- FRANCE: Graffiti was removed from the Arc de Triomphe 24 hours after “Yellow Vest” protesters burned cars and left 133 injured in a rebellion against fuel prices that has grown into weeks of civil unrest in the capital.
- MEXICO: Leftist Andres Manuel Lopez Obrador took office as president on Saturday, vowing to see off a “rapacious” elite in a country struggling with corruption, chronic poverty and gang violence on the doorstep of the United States.
- CHINA: The United States and China reached a 90-day ceasefire in their trade dispute. Trump agreed to hold off on plans to raise tariffs. The Chinese agreed to buy a “very substantial amount of agricultural, energy, industrial” and other products from the U.S. to reduce America’s huge trade deficit with China.
- ISRAEL: Israeli police on Sunday recommended indicting Prime Minister Benjamin Netanyahu on bribery charges, adding to a growing collection of legal troubles that have clouded the longtime leader’s prospects for pursuing re-election next year.
- RUSSIA: Russia will deploy new S-400 surface-to-air missile systems on the Crimean peninsula soon. The news comes after Ukraine introduced martial law for 30 days in parts of the country following Russia’s seizure of three Ukrainian navy vessels off the coast of Russian-annexed Crimea Sunday.
- PREVIOUS: International Roundup: Borders, Migrants and Leadership Changes
- SAUDI ARABIA: In an interview with The Washington Post late Saturday, President Trump backed down from his assertion that Saudi Arabia’s account of the circumstances surrounding Khashoggi’s death at the country’s Turkish consulate was credible. “Obviously there’s been deception and there’s been lies.“Mexico: A growing caravan of Honduran migrants streamed through southern.
- MEXICO: heading toward the United States, after making an end-run around Mexican agents who briefly blocked them at the Guatemalan border.
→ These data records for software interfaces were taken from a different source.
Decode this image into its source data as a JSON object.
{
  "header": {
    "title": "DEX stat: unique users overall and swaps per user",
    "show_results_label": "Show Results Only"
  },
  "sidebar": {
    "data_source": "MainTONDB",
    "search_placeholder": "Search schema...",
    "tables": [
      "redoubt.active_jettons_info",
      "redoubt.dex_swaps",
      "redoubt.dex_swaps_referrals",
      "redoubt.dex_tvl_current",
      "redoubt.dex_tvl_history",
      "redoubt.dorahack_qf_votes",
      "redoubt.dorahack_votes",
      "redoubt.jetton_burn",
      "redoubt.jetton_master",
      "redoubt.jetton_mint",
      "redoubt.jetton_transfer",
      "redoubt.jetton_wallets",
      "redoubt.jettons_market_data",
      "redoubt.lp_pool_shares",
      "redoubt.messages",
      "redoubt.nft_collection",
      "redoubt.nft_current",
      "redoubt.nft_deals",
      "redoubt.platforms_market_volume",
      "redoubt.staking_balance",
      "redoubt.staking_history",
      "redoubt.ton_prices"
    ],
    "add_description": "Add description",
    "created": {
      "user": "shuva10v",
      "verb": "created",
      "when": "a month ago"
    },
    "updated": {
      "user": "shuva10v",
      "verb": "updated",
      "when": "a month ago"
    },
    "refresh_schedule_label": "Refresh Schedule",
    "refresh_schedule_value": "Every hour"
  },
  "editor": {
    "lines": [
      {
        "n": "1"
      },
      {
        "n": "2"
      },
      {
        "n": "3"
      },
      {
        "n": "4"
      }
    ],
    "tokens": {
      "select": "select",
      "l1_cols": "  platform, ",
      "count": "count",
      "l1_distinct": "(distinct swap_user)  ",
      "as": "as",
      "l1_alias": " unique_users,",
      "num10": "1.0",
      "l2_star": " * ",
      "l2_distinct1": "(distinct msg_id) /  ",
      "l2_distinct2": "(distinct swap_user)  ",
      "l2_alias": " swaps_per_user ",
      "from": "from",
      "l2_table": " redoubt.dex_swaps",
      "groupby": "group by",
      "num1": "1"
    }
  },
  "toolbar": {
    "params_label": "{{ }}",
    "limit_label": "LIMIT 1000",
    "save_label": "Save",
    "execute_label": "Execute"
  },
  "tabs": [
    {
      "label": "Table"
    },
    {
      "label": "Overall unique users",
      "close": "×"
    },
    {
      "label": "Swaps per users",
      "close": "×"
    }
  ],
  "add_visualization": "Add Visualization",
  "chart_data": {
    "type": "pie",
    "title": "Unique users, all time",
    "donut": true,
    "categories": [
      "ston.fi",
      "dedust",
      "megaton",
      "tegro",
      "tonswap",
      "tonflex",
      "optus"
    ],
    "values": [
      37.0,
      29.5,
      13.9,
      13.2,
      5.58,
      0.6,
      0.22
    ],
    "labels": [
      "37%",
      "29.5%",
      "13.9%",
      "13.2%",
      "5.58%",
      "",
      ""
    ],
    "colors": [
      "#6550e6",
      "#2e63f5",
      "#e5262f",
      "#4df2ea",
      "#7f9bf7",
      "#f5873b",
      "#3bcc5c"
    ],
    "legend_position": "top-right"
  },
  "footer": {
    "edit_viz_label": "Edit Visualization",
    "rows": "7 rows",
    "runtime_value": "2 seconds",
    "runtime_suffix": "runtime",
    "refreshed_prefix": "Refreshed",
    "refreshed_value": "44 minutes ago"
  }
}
They received help at every turn from sympathetic Mexicans.
- GERMANY: According to a Die Welt journalist, Angela Merkel could quit her post at December’s CDU party conference – before taking on another top job in Europe. “Rumours are swirling in Brussels that Merkel could run for the European Commission next year.”
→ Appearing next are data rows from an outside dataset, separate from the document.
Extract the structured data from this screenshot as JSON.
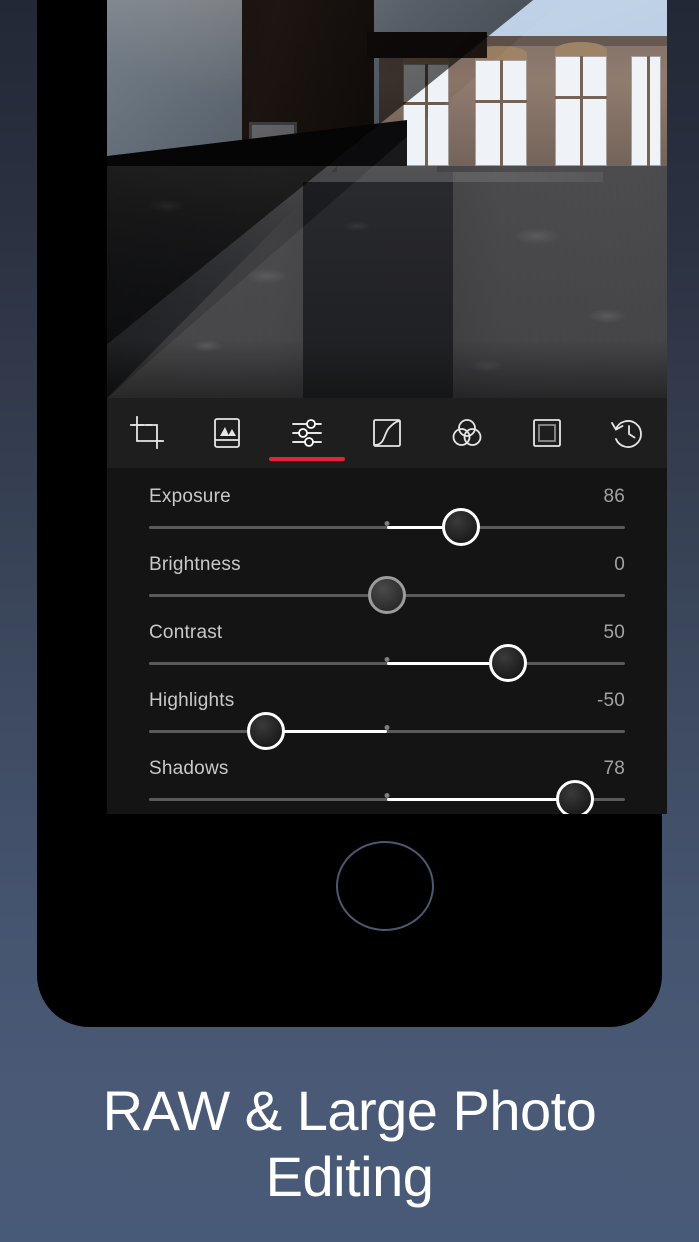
{
  "caption": {
    "line1": "RAW & Large Photo",
    "line2": "Editing"
  },
  "theme": {
    "accent": "#e8203a",
    "toolbar_bg": "#1e1e1e",
    "panel_bg": "#141414",
    "label_color": "#c9c9c9",
    "value_color": "#a3a3a3",
    "track_color": "#5a5a5a",
    "fill_color": "#ffffff",
    "background_top": "#232836",
    "background_bottom": "#475a77"
  },
  "photo": {
    "subject": "ruined stone building with arched windows and a stone trench",
    "comparison": "diagonal before-after split"
  },
  "toolbar": {
    "active_index": 2,
    "items": [
      {
        "name": "crop-icon",
        "label": "Crop"
      },
      {
        "name": "presets-icon",
        "label": "Presets"
      },
      {
        "name": "adjust-icon",
        "label": "Adjust"
      },
      {
        "name": "curves-icon",
        "label": "Curves"
      },
      {
        "name": "color-mixer-icon",
        "label": "Color"
      },
      {
        "name": "frame-icon",
        "label": "Frame"
      },
      {
        "name": "history-icon",
        "label": "History"
      }
    ]
  },
  "adjustments": [
    {
      "label": "Exposure",
      "value": "86",
      "percent": 65.5,
      "fill_from": 50
    },
    {
      "label": "Brightness",
      "value": "0",
      "percent": 50,
      "fill_from": 50
    },
    {
      "label": "Contrast",
      "value": "50",
      "percent": 75.5,
      "fill_from": 50
    },
    {
      "label": "Highlights",
      "value": "-50",
      "percent": 24.5,
      "fill_from": 50
    },
    {
      "label": "Shadows",
      "value": "78",
      "percent": 89.5,
      "fill_from": 50
    }
  ]
}
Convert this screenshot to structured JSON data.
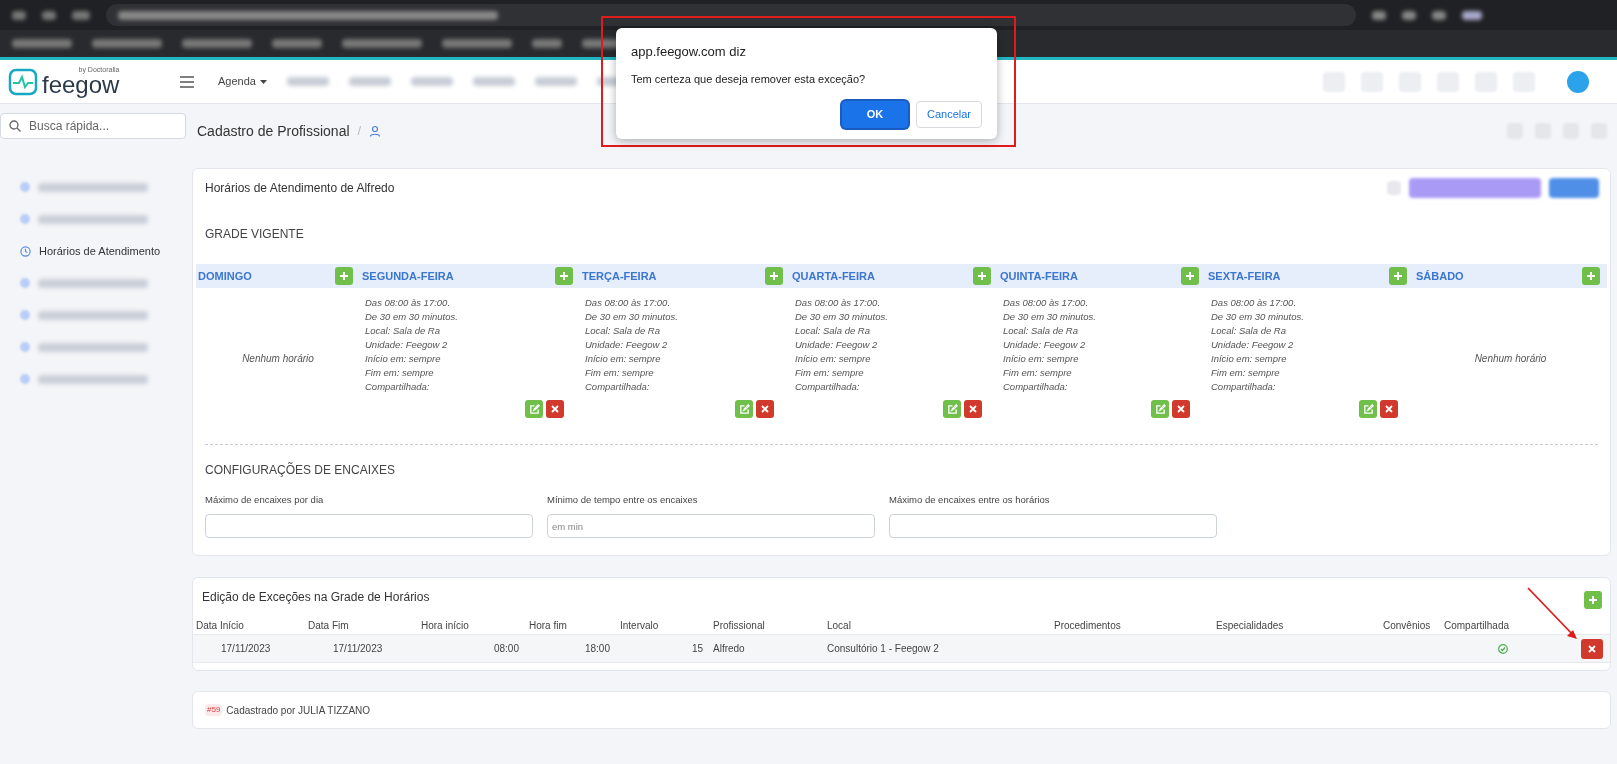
{
  "app_header": {
    "logo": "feegow",
    "logo_tagline": "by Doctoralia",
    "nav": [
      {
        "label": "Agenda",
        "blurred": false,
        "has_menu": true
      },
      {
        "blurred": true
      },
      {
        "blurred": true
      },
      {
        "blurred": true
      },
      {
        "blurred": true
      },
      {
        "blurred": true
      },
      {
        "blurred": true
      }
    ]
  },
  "search": {
    "placeholder": "Busca rápida..."
  },
  "sidebar": {
    "items": [
      {
        "blurred": true,
        "selected": false
      },
      {
        "blurred": true,
        "selected": false
      },
      {
        "label": "Horários de Atendimento",
        "blurred": false,
        "selected": true
      },
      {
        "blurred": true,
        "selected": false
      },
      {
        "blurred": true,
        "selected": false
      },
      {
        "blurred": true,
        "selected": false
      },
      {
        "blurred": true,
        "selected": false
      }
    ]
  },
  "page": {
    "title": "Cadastro de Profissional",
    "separator": "/"
  },
  "schedule_card": {
    "title": "Horários de Atendimento de Alfredo",
    "section": "GRADE VIGENTE",
    "days": [
      {
        "name": "DOMINGO",
        "kind": "empty",
        "empty_text": "Nenhum horário"
      },
      {
        "name": "SEGUNDA-FEIRA",
        "kind": "schedule",
        "lines": [
          "Das 08:00 às 17:00.",
          "De 30 em 30 minutos.",
          "Local: Sala de Ra",
          "Unidade: Feegow 2",
          "Início em: sempre",
          "Fim em: sempre",
          "Compartilhada:"
        ]
      },
      {
        "name": "TERÇA-FEIRA",
        "kind": "schedule",
        "lines": [
          "Das 08:00 às 17:00.",
          "De 30 em 30 minutos.",
          "Local: Sala de Ra",
          "Unidade: Feegow 2",
          "Início em: sempre",
          "Fim em: sempre",
          "Compartilhada:"
        ]
      },
      {
        "name": "QUARTA-FEIRA",
        "kind": "schedule",
        "lines": [
          "Das 08:00 às 17:00.",
          "De 30 em 30 minutos.",
          "Local: Sala de Ra",
          "Unidade: Feegow 2",
          "Início em: sempre",
          "Fim em: sempre",
          "Compartilhada:"
        ]
      },
      {
        "name": "QUINTA-FEIRA",
        "kind": "schedule",
        "lines": [
          "Das 08:00 às 17:00.",
          "De 30 em 30 minutos.",
          "Local: Sala de Ra",
          "Unidade: Feegow 2",
          "Início em: sempre",
          "Fim em: sempre",
          "Compartilhada:"
        ]
      },
      {
        "name": "SEXTA-FEIRA",
        "kind": "schedule",
        "lines": [
          "Das 08:00 às 17:00.",
          "De 30 em 30 minutos.",
          "Local: Sala de Ra",
          "Unidade: Feegow 2",
          "Início em: sempre",
          "Fim em: sempre",
          "Compartilhada:"
        ]
      },
      {
        "name": "SÁBADO",
        "kind": "empty",
        "empty_text": "Nenhum horário"
      }
    ],
    "encaixes": {
      "title": "CONFIGURAÇÕES DE ENCAIXES",
      "fields": [
        {
          "label": "Máximo de encaixes por dia"
        },
        {
          "label": "Mínimo de tempo entre os encaixes",
          "placeholder": "em min"
        },
        {
          "label": "Máximo de encaixes entre os horários"
        }
      ]
    }
  },
  "exceptions": {
    "title": "Edição de Exceções na Grade de Horários",
    "columns": [
      "Data Início",
      "Data Fim",
      "Hora início",
      "Hora fim",
      "Intervalo",
      "Profissional",
      "Local",
      "Procedimentos",
      "Especialidades",
      "Convênios",
      "Compartilhada"
    ],
    "rows": [
      {
        "cells": [
          "17/11/2023",
          "17/11/2023",
          "08:00",
          "18:00",
          "15",
          "Alfredo",
          "Consultório 1 - Feegow 2"
        ],
        "shared": true
      }
    ]
  },
  "footer": {
    "badge": "#59",
    "text": "Cadastrado por JULIA TIZZANO"
  },
  "dialog": {
    "origin": "app.feegow.com diz",
    "message": "Tem certeza que deseja remover esta exceção?",
    "buttons": [
      {
        "label": "OK",
        "kind": "primary"
      },
      {
        "label": "Cancelar",
        "kind": "secondary"
      }
    ]
  }
}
- SPAIN: One African migrant died and three others were injured when around 300 stormed the border fence separating Spanish enclave Melilla from Morocco on Sunday, the local authorities said.
- ENGLAND: 670,000 protestors filled the streets of London, demanding a fresh Brexit referendum. Prime Minister Theresa May will face unhappy members of her own party at a crisis meeting Wednesday.
- JORDAN/ISRAEL: Jordan’s King Abdullah II on Sunday said he has decided not to renew parts of his country’s landmark 1994 peace treaty that allowed Israel to lease two small areas, Baqura and Ghamr, from the Jordanians for 25 years. The leases expire next year, and the deadline for renewing them is Thursday.
- BRAZIL: Tens of thousands of people rallied Sunday in 15 states across Brazil in support of Jair Bolsonaro, the right-wing front-runner in next week’s presidential runoff election. Bolsonaro is polling ahead of the leftist Workers’ Party candidate, Fernando Haddad, in the Oct. 28 ballot.